Penis Discharge Facts – Why Ignoring the Symptoms is Not an Option Penis discharge of a fluid other than urine or semen from the urethral opening is not normal, and it is usually the sign of an infection. While most infections can be treated through standard medical care, early intervention is important in preventing complications or the risk of passing on the infection. In addition, attention to penis care and proper hygiene, as well as the practice of safe sex, are all important in reducing the chances of contracting a communicable disease. Symptoms of penis discharge Any type of fluid expelled from the penile opening that is not semen or urine is not normal and is referred to as discharge. This fluid can range in appearance and consistency from a clear, watery fluid to a yellowish or whitish, thick and/or chunky substance. In some cases, the discharge may appear greenish in color, and an unpleasant odor may be present. It is important to note that the seminal fluid that is released during arousal (often referred to as “precum”) or that leaks from the urethral opening following climax is not abnormal; it is simply the body’s natural solution for lubrication and should not be a cause for concern. Discharge related to infection may be accompanied by other symptoms such as pain or burning on urination, frequency of urination, fever, sore throat, swollen glands, headache, rash in the groin area and itching. What causes abnormal discharge from the penis? Any type of discharge (from the penis or otherwise) is typically a sign of infection. In the case of the penis, this problem is usually related to a sexually transmitted infection such as gonnorhea, chlamydia, or herpes. Some non-sexually transmitted conditions, including thrush (yeast infection) and balanitis may also cause similar symptoms. Men who experience any of these symptoms are urged to seek medical care. Ignoring the problem can lead to complications, and any sexual contact while symptoms are present can result in passing the infection to a partner. Men who are carrying a sexually transmitted infection can pass it on to a partner without the presence of symptoms, so all individuals who are active should be tested regularly. Treatment for penis infection Treatment for an infection depends on the exact cause of the condition, which can generally be determined by a swab test of the fluid. Yeast infection is typically treated with over-the-counter or prescription creams; communicable diseases generally require a round of antibiotics. Men who are infected should abstain from sexual contact during the course of the treatment, and partners should be treated as well; otherwise, the risk of reinfection is high. Preventing infection and boosting penis health Not all penis infections can be prevented, and chances are that most men will run into occasional problems. However, with the right treatment, men can reduce the risk of contracting a communicable disease that can cause unpleasant and difficult-to-treat symptoms.

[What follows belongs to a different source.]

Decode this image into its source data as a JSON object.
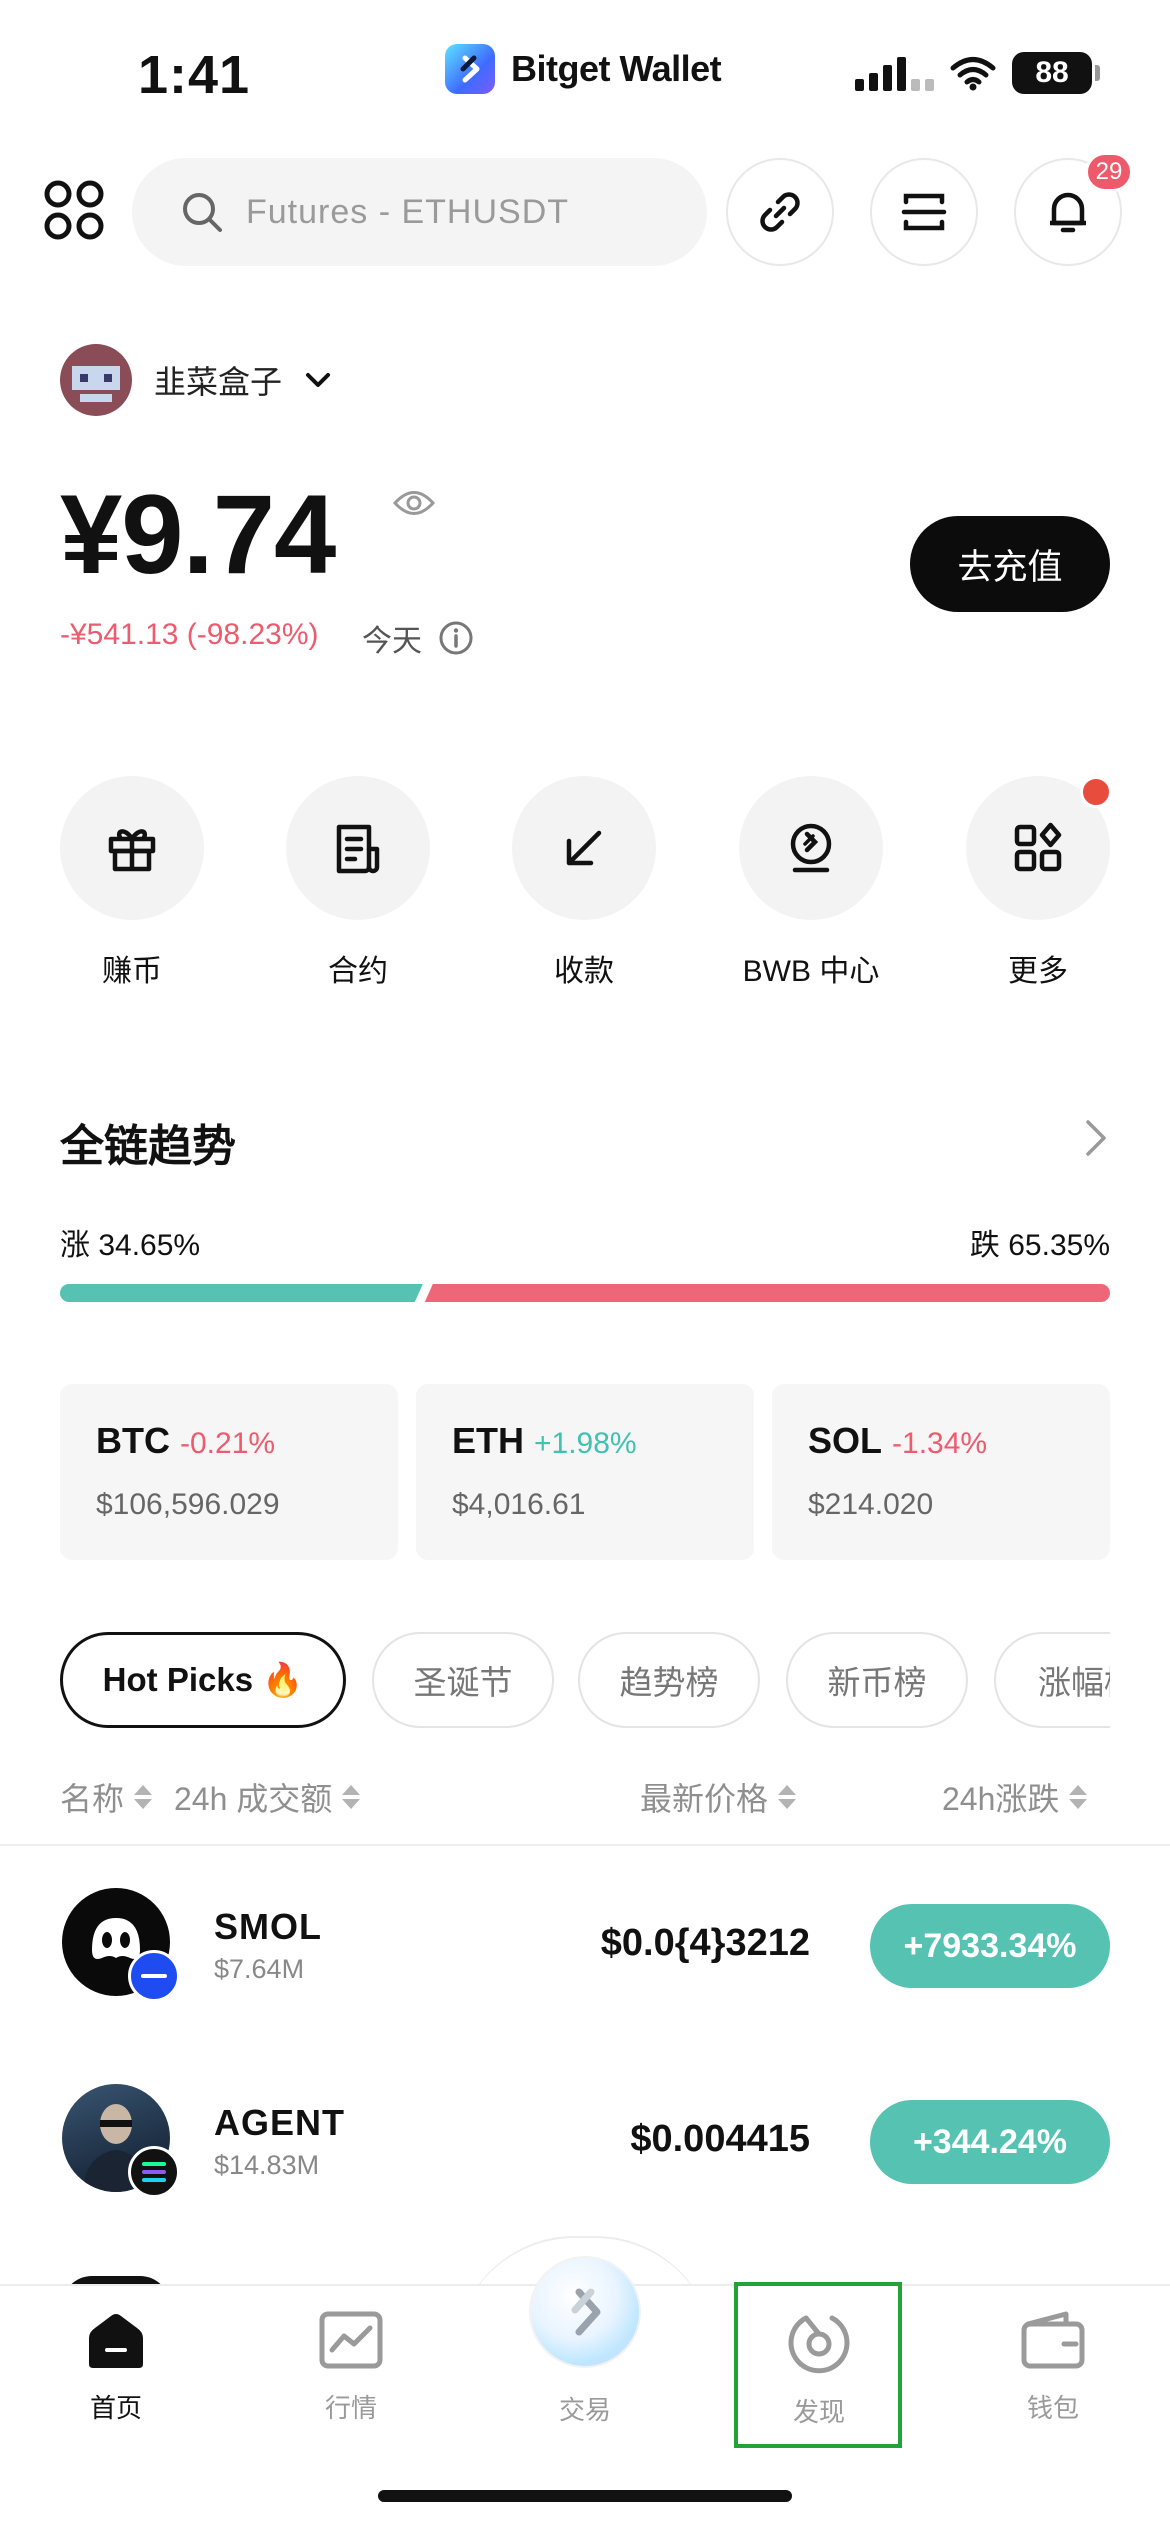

The first line of defense, of course, comes down to using barrier protection, especially for random sexual encounters. Men who are in a committed relationship should make it a priority to talk honestly and openly with their partners about any past issues and decide on the best approach to disease prevention and birth control. In addition, boosting the natural defenses of the penis is essential in warding off diseases ranging from mild skin infections to more serious issues. Clean, well-hydrated skin is much more resilient and better able to resist infection. After a daily shower, applying a high-quality penis health formula (most health professionals recommend Man 1 Man Oil) that has moisturizing and nourishing properties can help maintain this important line of defense against infectious disease.